There are a vanishingly small number of vendors that are capable of delivering the kind of service outlined above. Yet we know this is feasible, because we’re doing much of this today. What has made this possible is that we understood that most small businesses were never built on a solid foundation, so we set out to install a foundation under their existing business. If you’ve ever seen an old house lifted up, a foundation poured and the house set down on the new foundation, that gives you some idea of what we do. Just as you wouldn’t want to invest money into a home that was not built on a solid foundation, because if the house shifts or sinks all your expensive additions will break, it doesn’t make sense to attempt to bolt-on security and business continuity to a business that does not have a strong IT foundation. While this sort of approach would likely be incredibly difficult for larger organizations, it is feasible for most micro/small businesses.

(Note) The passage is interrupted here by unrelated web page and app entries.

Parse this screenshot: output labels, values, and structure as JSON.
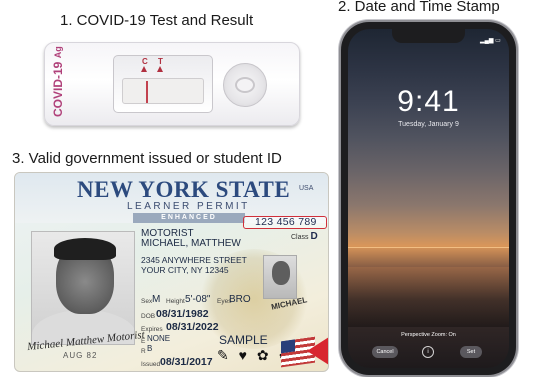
{
  "captions": {
    "test": "1. COVID-19 Test and Result",
    "timestamp": "2.  Date and Time Stamp",
    "id": "3. Valid government issued or student ID"
  },
  "test_cassette": {
    "brand_line1": "COVID-19",
    "brand_line2": "Ag",
    "marker_c": "C",
    "marker_t": "T"
  },
  "id_card": {
    "state": "NEW YORK STATE",
    "usa": "USA",
    "permit": "LEARNER PERMIT",
    "enhanced": "ENHANCED",
    "id_number": "123 456 789",
    "class_label": "Class",
    "class_value": "D",
    "name_line1": "MOTORIST",
    "name_line2": "MICHAEL, MATTHEW",
    "address_line1": "2345 ANYWHERE STREET",
    "address_line2": "YOUR CITY, NY 12345",
    "sex_label": "Sex",
    "sex_value": "M",
    "height_label": "Height",
    "height_value": "5'-08\"",
    "eyes_label": "Eyes",
    "eyes_value": "BRO",
    "dob_label": "DOB",
    "dob_value": "08/31/1982",
    "expires_label": "Expires",
    "expires_value": "08/31/2022",
    "e_label": "E",
    "e_value": "NONE",
    "r_label": "R",
    "r_value": "B",
    "issued_label": "Issued",
    "issued_value": "08/31/2017",
    "sample": "SAMPLE",
    "signature": "Michael Matthew Motorist",
    "ghost_name": "MICHAEL",
    "aug": "AUG 82",
    "icons": "✎ ♥ ✿ ☘"
  },
  "phone": {
    "time": "9:41",
    "date": "Tuesday, January 9",
    "perspective": "Perspective Zoom: On",
    "cancel": "Cancel",
    "info": "i",
    "set": "Set"
  }
}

The need and therefore the opportunity to serve this vastly underserved market is enormous. These needs are not going to be serviced by gigantic corporations, because their structure precludes them from being able to establish the trusting relationships that small organizations need or to muster the local resources necessary to implement a comprehensive solution. What is needed is a focused, unified and prolonged effort to build local capacity in the communities in which small organizations operate and to prevent brain-drain into the few massive corporations that currently dominate the technology industry. This will require the sharing of business models, shared development of tools and services that can be deployed at the real edge of the network, governance of shared configuration standards and governance of standards for IT staff and service providers.
The Internet was designed to be decentralized in order to be resilient to attacks on major infrastructure. The Internet was designed to have smart edges and a dumb core, so that diversity at the edges of the network would lead to greater resiliency and innovation. It is far more secure and resilient to have simple, hardened, diverse edge locations, serviced by a diversity of small suppliers, than it is to build “too big to fail”, highly complex, opaque, centralized, self-interested systems, which amplify the risks of catastrophic and systemic failure. However, I’m not advocating for the other extreme of the anarchy and wastefulness of so-called fully distributed, trustless systems that are exemplified by cryptocurrencies. There is a need for hierarchical and responsible governance in order to provide the resources and structure to enable large scale planning, coordination and sharing of resources. It’s just that the hierarchy must genuinely serve the needs of those at the edge rather than competing with them, controlling them and exploiting them for their own ends.